▶ **SUPPLIED RECORDS**
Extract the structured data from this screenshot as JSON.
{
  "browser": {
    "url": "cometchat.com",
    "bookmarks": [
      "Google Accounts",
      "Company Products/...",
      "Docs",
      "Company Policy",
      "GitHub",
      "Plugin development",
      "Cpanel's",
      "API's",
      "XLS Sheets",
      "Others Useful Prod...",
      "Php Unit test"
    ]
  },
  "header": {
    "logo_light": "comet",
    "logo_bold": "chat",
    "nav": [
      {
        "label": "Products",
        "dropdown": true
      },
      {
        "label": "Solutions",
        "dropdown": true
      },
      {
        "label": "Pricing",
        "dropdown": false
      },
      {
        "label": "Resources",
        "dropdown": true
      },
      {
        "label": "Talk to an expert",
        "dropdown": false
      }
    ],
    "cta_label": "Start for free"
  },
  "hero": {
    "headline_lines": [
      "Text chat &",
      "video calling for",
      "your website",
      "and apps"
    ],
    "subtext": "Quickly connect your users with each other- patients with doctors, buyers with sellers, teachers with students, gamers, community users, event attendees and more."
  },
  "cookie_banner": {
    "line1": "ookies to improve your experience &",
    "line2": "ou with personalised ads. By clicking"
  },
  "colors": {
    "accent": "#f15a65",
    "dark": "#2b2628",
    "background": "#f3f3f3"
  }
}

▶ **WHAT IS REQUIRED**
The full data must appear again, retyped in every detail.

▶ **ANSWER**
Extract the structured data from this screenshot as JSON.
{
  "browser": {
    "url": "cometchat.com",
    "bookmarks": [
      "Google Accounts",
      "Company Products/...",
      "Docs",
      "Company Policy",
      "GitHub",
      "Plugin development",
      "Cpanel's",
      "API's",
      "XLS Sheets",
      "Others Useful Prod...",
      "Php Unit test"
    ]
  },
  "header": {
    "logo_light": "comet",
    "logo_bold": "chat",
    "nav": [
      {
        "label": "Products",
        "dropdown": true
      },
      {
        "label": "Solutions",
        "dropdown": true
      },
      {
        "label": "Pricing",
        "dropdown": false
      },
      {
        "label": "Resources",
        "dropdown": true
      },
      {
        "label": "Talk to an expert",
        "dropdown": false
      }
    ],
    "cta_label": "Start for free"
  },
  "hero": {
    "headline_lines": [
      "Text chat &",
      "video calling for",
      "your website",
      "and apps"
    ],
    "subtext": "Quickly connect your users with each other- patients with doctors, buyers with sellers, teachers with students, gamers, community users, event attendees and more."
  },
  "cookie_banner": {
    "line1": "ookies to improve your experience &",
    "line2": "ou with personalised ads. By clicking"
  },
  "colors": {
    "accent": "#f15a65",
    "dark": "#2b2628",
    "background": "#f3f3f3"
  }
}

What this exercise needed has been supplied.